Years ago I bid adieu to the rodent relay, and I couldn’t be more happy about it because now I have the time to do the things I’ve wanted to do for as long as I can remember. One of those things is teaching, and more specifically, teaching writing to those who want to learn the craft. Most of my students are of my generation, and most are also retired. Like me, they want to take advantage of the time and resources they have, and I’m tickled to be able to help them.
I love to see the great strides many of them make. Some have had little or no formal training, others were steeped in academic writing, but very few have any experience with what I call “commercial” writing. That is, writing meant for a mass market, whether it’s fiction, non-fiction, essay, travel, or almost anything else. I make a special distinction for one kind of writing: I refuse to teach anyone how to write documentation. I did that for way too many years, and no one in management liked the way I did it. (On the other hand, the folks who had to read it often thanked me for making it light and humorous whenever I could. Management, evidently, has no sense of humor.)
There’s an issue which pops up frequently among my more successful students, those who’ve applied themselves for an extended period and have produced a children’s book, a novel (and in some cases, several novels) or a memoir. Every last one of them claims not to “feel” like a writer. They can’t say what a writer should feel like, but however that is, they don’t feel it.

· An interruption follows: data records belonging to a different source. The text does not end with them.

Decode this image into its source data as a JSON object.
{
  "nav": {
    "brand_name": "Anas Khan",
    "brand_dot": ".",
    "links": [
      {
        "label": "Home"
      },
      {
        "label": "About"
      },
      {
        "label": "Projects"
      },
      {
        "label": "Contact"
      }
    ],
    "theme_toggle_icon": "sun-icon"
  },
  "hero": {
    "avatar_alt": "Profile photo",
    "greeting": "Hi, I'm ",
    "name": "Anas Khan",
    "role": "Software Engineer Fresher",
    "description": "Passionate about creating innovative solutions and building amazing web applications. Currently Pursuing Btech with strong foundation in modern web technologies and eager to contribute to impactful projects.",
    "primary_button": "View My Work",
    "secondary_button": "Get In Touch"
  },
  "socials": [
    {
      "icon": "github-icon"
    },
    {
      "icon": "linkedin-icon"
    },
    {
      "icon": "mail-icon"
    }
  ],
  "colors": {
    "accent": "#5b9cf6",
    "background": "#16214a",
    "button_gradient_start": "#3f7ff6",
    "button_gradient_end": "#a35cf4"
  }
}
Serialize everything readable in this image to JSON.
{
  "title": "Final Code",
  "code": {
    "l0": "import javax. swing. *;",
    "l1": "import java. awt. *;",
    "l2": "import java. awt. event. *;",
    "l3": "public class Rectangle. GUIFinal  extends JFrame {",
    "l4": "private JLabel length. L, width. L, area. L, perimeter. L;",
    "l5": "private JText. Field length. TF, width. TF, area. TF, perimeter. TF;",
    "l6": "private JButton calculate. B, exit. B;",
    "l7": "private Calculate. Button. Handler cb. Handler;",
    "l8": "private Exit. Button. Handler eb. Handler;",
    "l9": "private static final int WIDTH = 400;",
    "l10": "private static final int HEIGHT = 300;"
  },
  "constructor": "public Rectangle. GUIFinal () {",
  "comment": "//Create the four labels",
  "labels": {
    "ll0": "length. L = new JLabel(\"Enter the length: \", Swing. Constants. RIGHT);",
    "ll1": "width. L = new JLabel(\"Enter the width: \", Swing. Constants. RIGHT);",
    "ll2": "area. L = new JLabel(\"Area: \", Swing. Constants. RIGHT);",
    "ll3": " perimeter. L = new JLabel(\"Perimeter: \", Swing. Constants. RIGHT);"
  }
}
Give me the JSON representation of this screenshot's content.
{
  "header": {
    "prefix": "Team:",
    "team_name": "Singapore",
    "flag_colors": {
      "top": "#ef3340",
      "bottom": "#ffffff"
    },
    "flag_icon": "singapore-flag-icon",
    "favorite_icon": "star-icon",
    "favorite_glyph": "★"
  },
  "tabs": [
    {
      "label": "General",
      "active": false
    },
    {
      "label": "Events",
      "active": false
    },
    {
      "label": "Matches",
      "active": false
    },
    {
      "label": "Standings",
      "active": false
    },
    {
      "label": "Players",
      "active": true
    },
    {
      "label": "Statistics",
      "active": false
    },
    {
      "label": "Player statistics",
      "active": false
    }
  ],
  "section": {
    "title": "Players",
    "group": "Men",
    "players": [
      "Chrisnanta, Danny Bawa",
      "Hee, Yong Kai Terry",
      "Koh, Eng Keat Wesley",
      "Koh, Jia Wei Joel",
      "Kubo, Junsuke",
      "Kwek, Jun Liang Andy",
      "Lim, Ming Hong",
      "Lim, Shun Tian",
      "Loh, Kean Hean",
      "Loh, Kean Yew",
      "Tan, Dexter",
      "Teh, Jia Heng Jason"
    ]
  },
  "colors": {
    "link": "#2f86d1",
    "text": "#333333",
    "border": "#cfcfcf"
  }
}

Well, I’m here to set the record straight. So, be it known now and forevermore: Anyone who writes a book and takes the time and makes the effort to produce something as good as it can be, is a writer.
Most of the writers I know are modest folk, and that includes many tremendously successful ones. There are a few pompous assholes to be sure, but by and large, the writing crowd is characterized by people who are not only imaginative and creative, they’re generally thoughtful and caring as well.
We may not all come from the same places, socially, ethnically or politically, but that doesn’t matter. The feeling that we’re somehow frauds because we turn ideas into words and words into pictures is fairly universal. It’s a kind of magic, and most of us aren’t willing to accept that in some cases, magic really does exist. And, in fact, we’re the magicians.
Therefore I want to celebrate all my fellow magicians, no matter where they fall on the scale of creation. What we do has value. What we do makes a difference.
What we do makes us who we are.